[Dataset records]
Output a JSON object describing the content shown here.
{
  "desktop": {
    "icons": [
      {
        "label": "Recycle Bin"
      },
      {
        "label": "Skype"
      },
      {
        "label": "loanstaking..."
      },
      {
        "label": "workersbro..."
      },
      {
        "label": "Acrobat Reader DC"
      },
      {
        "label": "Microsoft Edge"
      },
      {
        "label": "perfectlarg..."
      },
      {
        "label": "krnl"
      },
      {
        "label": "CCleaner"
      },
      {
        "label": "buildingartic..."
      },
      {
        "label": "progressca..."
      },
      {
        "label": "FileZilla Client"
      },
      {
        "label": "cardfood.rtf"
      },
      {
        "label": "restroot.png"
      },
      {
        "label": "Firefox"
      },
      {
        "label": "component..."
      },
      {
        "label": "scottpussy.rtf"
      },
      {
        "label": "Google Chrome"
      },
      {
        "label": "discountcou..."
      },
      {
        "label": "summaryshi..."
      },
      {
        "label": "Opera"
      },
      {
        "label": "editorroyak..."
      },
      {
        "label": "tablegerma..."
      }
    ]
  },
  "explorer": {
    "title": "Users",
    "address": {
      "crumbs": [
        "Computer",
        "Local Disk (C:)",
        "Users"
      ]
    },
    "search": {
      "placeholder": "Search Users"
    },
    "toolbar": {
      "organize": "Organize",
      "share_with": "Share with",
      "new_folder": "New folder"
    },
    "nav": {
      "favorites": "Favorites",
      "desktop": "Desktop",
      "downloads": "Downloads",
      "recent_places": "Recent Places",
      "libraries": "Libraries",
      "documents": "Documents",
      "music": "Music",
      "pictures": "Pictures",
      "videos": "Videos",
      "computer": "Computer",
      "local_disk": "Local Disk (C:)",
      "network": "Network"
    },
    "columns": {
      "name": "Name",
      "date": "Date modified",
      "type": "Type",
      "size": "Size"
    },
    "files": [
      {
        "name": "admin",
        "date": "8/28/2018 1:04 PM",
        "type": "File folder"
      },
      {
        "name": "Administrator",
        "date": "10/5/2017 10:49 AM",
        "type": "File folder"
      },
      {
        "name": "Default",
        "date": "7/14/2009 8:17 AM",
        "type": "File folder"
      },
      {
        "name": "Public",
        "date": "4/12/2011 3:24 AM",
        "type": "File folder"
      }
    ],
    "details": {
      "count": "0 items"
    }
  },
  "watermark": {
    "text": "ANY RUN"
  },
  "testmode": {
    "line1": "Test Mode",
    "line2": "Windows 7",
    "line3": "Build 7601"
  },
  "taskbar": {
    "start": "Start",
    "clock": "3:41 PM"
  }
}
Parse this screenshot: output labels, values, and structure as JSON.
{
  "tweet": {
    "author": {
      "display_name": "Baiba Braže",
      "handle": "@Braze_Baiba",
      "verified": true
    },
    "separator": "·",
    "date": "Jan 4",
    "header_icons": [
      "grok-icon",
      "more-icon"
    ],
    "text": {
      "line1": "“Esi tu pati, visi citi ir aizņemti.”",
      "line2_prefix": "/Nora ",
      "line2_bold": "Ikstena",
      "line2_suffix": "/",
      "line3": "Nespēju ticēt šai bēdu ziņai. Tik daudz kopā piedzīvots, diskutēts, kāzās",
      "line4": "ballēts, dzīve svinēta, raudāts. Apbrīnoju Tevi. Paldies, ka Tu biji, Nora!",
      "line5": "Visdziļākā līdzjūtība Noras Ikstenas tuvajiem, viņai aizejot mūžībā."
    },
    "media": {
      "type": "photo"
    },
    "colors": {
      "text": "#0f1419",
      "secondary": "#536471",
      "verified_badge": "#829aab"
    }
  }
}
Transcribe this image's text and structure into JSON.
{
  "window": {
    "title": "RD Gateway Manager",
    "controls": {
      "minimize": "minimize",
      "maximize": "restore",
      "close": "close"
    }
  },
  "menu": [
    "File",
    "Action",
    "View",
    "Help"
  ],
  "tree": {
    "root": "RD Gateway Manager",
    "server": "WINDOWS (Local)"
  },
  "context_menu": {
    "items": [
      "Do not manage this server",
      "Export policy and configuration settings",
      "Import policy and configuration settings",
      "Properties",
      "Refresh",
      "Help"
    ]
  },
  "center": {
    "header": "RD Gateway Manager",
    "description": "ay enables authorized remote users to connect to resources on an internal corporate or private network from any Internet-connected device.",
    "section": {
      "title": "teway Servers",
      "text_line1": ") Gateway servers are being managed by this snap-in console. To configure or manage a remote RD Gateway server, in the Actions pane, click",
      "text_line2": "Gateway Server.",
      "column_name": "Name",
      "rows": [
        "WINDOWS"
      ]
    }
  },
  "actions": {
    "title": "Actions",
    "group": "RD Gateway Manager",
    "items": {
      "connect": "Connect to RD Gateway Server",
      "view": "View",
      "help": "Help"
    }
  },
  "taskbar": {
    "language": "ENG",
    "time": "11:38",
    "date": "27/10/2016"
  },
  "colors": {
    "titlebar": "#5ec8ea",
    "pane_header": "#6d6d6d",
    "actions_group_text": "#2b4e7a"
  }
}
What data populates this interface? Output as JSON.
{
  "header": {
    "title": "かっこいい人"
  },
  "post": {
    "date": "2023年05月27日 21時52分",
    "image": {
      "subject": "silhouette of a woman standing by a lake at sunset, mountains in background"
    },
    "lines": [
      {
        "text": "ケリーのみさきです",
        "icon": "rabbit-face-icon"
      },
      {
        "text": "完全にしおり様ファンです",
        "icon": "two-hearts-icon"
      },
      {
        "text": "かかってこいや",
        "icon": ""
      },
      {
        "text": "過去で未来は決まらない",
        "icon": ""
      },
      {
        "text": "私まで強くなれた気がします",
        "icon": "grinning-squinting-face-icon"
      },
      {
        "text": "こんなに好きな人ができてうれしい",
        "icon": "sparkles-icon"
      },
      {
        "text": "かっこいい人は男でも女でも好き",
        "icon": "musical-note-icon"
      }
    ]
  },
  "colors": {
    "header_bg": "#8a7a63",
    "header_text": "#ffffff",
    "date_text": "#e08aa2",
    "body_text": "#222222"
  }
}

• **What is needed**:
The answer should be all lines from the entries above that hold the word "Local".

• **Expected output**:
        "Local Disk (C:)",
      "local_disk": "Local Disk (C:)",
    "server": "WINDOWS (Local)"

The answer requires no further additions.